**EXERCISE INSTRUCTIONS:** Reproduce the records word for word, with nothing left out.

======== DATA EXCERPTS ========

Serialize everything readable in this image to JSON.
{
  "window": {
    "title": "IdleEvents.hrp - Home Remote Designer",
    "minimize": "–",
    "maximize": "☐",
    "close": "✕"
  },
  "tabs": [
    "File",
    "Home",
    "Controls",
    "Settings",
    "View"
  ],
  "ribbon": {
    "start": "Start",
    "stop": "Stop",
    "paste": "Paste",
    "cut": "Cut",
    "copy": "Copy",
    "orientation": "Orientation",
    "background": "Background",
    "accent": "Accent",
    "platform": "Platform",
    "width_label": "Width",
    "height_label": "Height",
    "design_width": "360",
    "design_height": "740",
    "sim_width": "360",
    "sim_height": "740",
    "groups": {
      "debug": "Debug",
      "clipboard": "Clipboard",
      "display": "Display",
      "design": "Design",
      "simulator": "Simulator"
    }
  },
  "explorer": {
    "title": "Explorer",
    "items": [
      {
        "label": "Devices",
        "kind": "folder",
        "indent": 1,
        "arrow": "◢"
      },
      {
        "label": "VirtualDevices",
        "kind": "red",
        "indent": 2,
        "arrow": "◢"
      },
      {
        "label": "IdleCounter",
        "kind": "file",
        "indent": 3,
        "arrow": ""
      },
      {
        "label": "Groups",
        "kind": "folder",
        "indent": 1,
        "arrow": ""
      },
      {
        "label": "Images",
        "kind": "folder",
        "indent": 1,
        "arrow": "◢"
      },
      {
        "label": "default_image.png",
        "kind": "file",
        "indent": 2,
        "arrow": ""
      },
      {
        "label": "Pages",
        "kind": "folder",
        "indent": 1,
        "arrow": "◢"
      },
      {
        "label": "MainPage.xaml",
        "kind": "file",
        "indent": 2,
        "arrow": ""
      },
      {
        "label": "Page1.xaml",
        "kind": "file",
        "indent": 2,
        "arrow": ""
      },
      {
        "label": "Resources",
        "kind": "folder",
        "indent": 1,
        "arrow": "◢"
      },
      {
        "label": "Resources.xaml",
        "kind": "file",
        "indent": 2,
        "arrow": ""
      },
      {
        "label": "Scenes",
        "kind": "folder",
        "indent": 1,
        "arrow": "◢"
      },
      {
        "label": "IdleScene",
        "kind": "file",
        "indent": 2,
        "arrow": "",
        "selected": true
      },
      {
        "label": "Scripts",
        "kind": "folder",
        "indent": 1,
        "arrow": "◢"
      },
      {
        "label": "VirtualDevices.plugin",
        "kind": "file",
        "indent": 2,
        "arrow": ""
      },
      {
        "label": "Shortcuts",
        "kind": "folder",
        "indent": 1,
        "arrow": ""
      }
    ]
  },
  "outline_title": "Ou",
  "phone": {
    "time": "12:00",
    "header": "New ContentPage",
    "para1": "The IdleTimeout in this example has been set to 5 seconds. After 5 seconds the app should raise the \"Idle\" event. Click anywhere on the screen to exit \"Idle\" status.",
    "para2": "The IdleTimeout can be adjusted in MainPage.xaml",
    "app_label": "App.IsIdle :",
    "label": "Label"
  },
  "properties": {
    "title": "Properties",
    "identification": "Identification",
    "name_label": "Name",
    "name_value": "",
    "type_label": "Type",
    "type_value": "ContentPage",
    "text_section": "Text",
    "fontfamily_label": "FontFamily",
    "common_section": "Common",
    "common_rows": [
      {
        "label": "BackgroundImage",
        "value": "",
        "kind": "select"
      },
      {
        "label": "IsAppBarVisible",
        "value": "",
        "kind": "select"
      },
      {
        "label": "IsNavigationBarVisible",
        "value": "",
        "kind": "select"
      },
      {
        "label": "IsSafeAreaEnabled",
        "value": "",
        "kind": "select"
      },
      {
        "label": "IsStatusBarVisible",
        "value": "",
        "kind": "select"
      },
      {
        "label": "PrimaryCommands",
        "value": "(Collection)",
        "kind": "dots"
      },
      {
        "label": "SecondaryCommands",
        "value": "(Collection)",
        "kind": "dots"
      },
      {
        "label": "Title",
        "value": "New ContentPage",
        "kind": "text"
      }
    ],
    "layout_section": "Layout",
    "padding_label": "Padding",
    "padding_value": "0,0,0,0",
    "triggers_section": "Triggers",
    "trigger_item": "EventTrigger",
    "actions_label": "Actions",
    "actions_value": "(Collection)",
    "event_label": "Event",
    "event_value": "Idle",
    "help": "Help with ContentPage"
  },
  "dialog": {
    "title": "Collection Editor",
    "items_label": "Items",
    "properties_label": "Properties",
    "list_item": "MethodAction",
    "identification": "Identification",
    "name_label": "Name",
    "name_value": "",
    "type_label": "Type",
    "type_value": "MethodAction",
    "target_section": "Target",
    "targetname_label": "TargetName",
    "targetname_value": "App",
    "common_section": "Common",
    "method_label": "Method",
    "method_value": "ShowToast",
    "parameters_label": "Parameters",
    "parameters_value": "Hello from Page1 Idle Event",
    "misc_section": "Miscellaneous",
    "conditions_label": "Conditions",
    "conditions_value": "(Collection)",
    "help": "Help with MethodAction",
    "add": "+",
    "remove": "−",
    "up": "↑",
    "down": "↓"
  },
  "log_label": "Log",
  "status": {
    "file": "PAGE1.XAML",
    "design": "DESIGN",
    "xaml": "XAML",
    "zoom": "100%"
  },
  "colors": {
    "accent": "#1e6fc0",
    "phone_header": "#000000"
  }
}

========

**ANSWER SPACE:**
Serialize everything readable in this image to JSON.
{
  "window": {
    "title": "IdleEvents.hrp - Home Remote Designer",
    "minimize": "–",
    "maximize": "☐",
    "close": "✕"
  },
  "tabs": [
    "File",
    "Home",
    "Controls",
    "Settings",
    "View"
  ],
  "ribbon": {
    "start": "Start",
    "stop": "Stop",
    "paste": "Paste",
    "cut": "Cut",
    "copy": "Copy",
    "orientation": "Orientation",
    "background": "Background",
    "accent": "Accent",
    "platform": "Platform",
    "width_label": "Width",
    "height_label": "Height",
    "design_width": "360",
    "design_height": "740",
    "sim_width": "360",
    "sim_height": "740",
    "groups": {
      "debug": "Debug",
      "clipboard": "Clipboard",
      "display": "Display",
      "design": "Design",
      "simulator": "Simulator"
    }
  },
  "explorer": {
    "title": "Explorer",
    "items": [
      {
        "label": "Devices",
        "kind": "folder",
        "indent": 1,
        "arrow": "◢"
      },
      {
        "label": "VirtualDevices",
        "kind": "red",
        "indent": 2,
        "arrow": "◢"
      },
      {
        "label": "IdleCounter",
        "kind": "file",
        "indent": 3,
        "arrow": ""
      },
      {
        "label": "Groups",
        "kind": "folder",
        "indent": 1,
        "arrow": ""
      },
      {
        "label": "Images",
        "kind": "folder",
        "indent": 1,
        "arrow": "◢"
      },
      {
        "label": "default_image.png",
        "kind": "file",
        "indent": 2,
        "arrow": ""
      },
      {
        "label": "Pages",
        "kind": "folder",
        "indent": 1,
        "arrow": "◢"
      },
      {
        "label": "MainPage.xaml",
        "kind": "file",
        "indent": 2,
        "arrow": ""
      },
      {
        "label": "Page1.xaml",
        "kind": "file",
        "indent": 2,
        "arrow": ""
      },
      {
        "label": "Resources",
        "kind": "folder",
        "indent": 1,
        "arrow": "◢"
      },
      {
        "label": "Resources.xaml",
        "kind": "file",
        "indent": 2,
        "arrow": ""
      },
      {
        "label": "Scenes",
        "kind": "folder",
        "indent": 1,
        "arrow": "◢"
      },
      {
        "label": "IdleScene",
        "kind": "file",
        "indent": 2,
        "arrow": "",
        "selected": true
      },
      {
        "label": "Scripts",
        "kind": "folder",
        "indent": 1,
        "arrow": "◢"
      },
      {
        "label": "VirtualDevices.plugin",
        "kind": "file",
        "indent": 2,
        "arrow": ""
      },
      {
        "label": "Shortcuts",
        "kind": "folder",
        "indent": 1,
        "arrow": ""
      }
    ]
  },
  "outline_title": "Ou",
  "phone": {
    "time": "12:00",
    "header": "New ContentPage",
    "para1": "The IdleTimeout in this example has been set to 5 seconds. After 5 seconds the app should raise the \"Idle\" event. Click anywhere on the screen to exit \"Idle\" status.",
    "para2": "The IdleTimeout can be adjusted in MainPage.xaml",
    "app_label": "App.IsIdle :",
    "label": "Label"
  },
  "properties": {
    "title": "Properties",
    "identification": "Identification",
    "name_label": "Name",
    "name_value": "",
    "type_label": "Type",
    "type_value": "ContentPage",
    "text_section": "Text",
    "fontfamily_label": "FontFamily",
    "common_section": "Common",
    "common_rows": [
      {
        "label": "BackgroundImage",
        "value": "",
        "kind": "select"
      },
      {
        "label": "IsAppBarVisible",
        "value": "",
        "kind": "select"
      },
      {
        "label": "IsNavigationBarVisible",
        "value": "",
        "kind": "select"
      },
      {
        "label": "IsSafeAreaEnabled",
        "value": "",
        "kind": "select"
      },
      {
        "label": "IsStatusBarVisible",
        "value": "",
        "kind": "select"
      },
      {
        "label": "PrimaryCommands",
        "value": "(Collection)",
        "kind": "dots"
      },
      {
        "label": "SecondaryCommands",
        "value": "(Collection)",
        "kind": "dots"
      },
      {
        "label": "Title",
        "value": "New ContentPage",
        "kind": "text"
      }
    ],
    "layout_section": "Layout",
    "padding_label": "Padding",
    "padding_value": "0,0,0,0",
    "triggers_section": "Triggers",
    "trigger_item": "EventTrigger",
    "actions_label": "Actions",
    "actions_value": "(Collection)",
    "event_label": "Event",
    "event_value": "Idle",
    "help": "Help with ContentPage"
  },
  "dialog": {
    "title": "Collection Editor",
    "items_label": "Items",
    "properties_label": "Properties",
    "list_item": "MethodAction",
    "identification": "Identification",
    "name_label": "Name",
    "name_value": "",
    "type_label": "Type",
    "type_value": "MethodAction",
    "target_section": "Target",
    "targetname_label": "TargetName",
    "targetname_value": "App",
    "common_section": "Common",
    "method_label": "Method",
    "method_value": "ShowToast",
    "parameters_label": "Parameters",
    "parameters_value": "Hello from Page1 Idle Event",
    "misc_section": "Miscellaneous",
    "conditions_label": "Conditions",
    "conditions_value": "(Collection)",
    "help": "Help with MethodAction",
    "add": "+",
    "remove": "−",
    "up": "↑",
    "down": "↓"
  },
  "log_label": "Log",
  "status": {
    "file": "PAGE1.XAML",
    "design": "DESIGN",
    "xaml": "XAML",
    "zoom": "100%"
  },
  "colors": {
    "accent": "#1e6fc0",
    "phone_header": "#000000"
  }
}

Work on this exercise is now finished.